## WHAT THE TASK REQUIRES
Calculate how many lines in the following records hold the word "header", and report that number without comment.

_ _ _ _

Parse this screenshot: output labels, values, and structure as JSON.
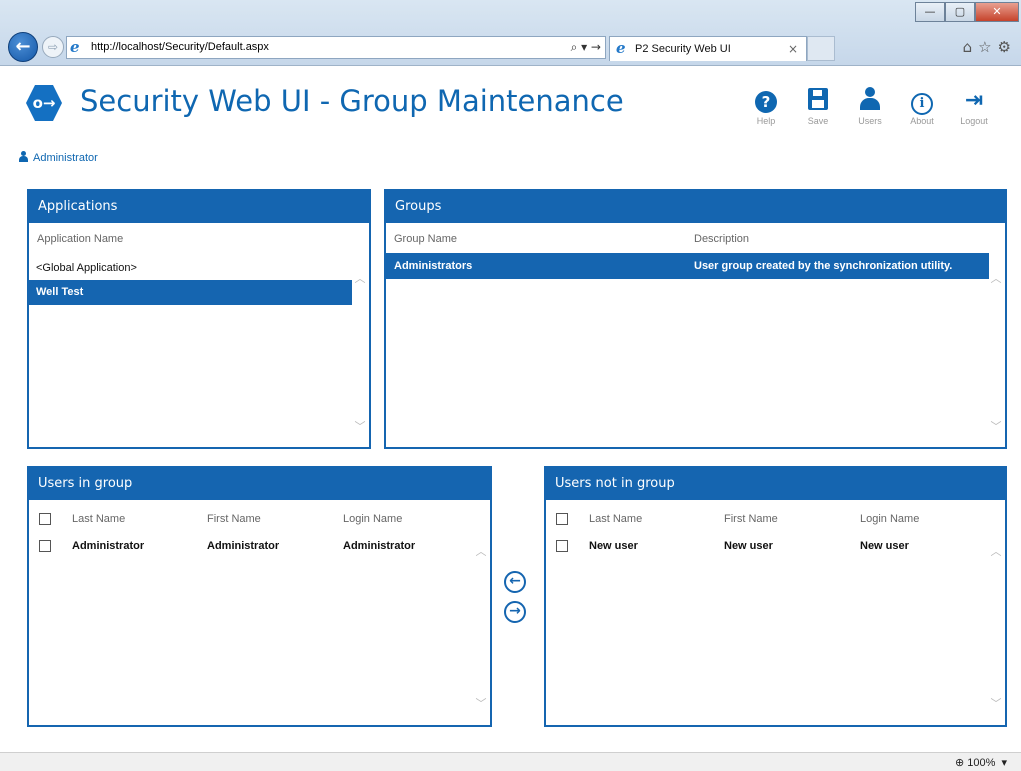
{
  "browser": {
    "address": "http://localhost/Security/Default.aspx",
    "tab_title": "P2 Security Web UI",
    "tab_close": "×",
    "zoom": "100%",
    "minimize": "—",
    "maximize": "▢",
    "close": "✕"
  },
  "app": {
    "title": "Security Web UI - Group Maintenance",
    "logo_glyph": "o→",
    "user": "Administrator"
  },
  "toolbar": {
    "help": "Help",
    "save": "Save",
    "users": "Users",
    "about": "About",
    "logout": "Logout"
  },
  "applications": {
    "header": "Applications",
    "column": "Application Name",
    "items": [
      "<Global Application>",
      "Well Test"
    ]
  },
  "groups": {
    "header": "Groups",
    "col_name": "Group Name",
    "col_desc": "Description",
    "rows": [
      {
        "name": "Administrators",
        "description": "User group created by the synchronization utility."
      }
    ]
  },
  "users_in_group": {
    "header": "Users in group",
    "col_last": "Last Name",
    "col_first": "First Name",
    "col_login": "Login Name",
    "rows": [
      {
        "last": "Administrator",
        "first": "Administrator",
        "login": "Administrator"
      }
    ]
  },
  "users_not_in_group": {
    "header": "Users not in group",
    "col_last": "Last Name",
    "col_first": "First Name",
    "col_login": "Login Name",
    "rows": [
      {
        "last": "New user",
        "first": "New user",
        "login": "New user"
      }
    ]
  },
  "colors": {
    "accent": "#1565b0",
    "title_blue": "#0f67b1"
  }
}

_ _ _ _

## TASK RESULT
4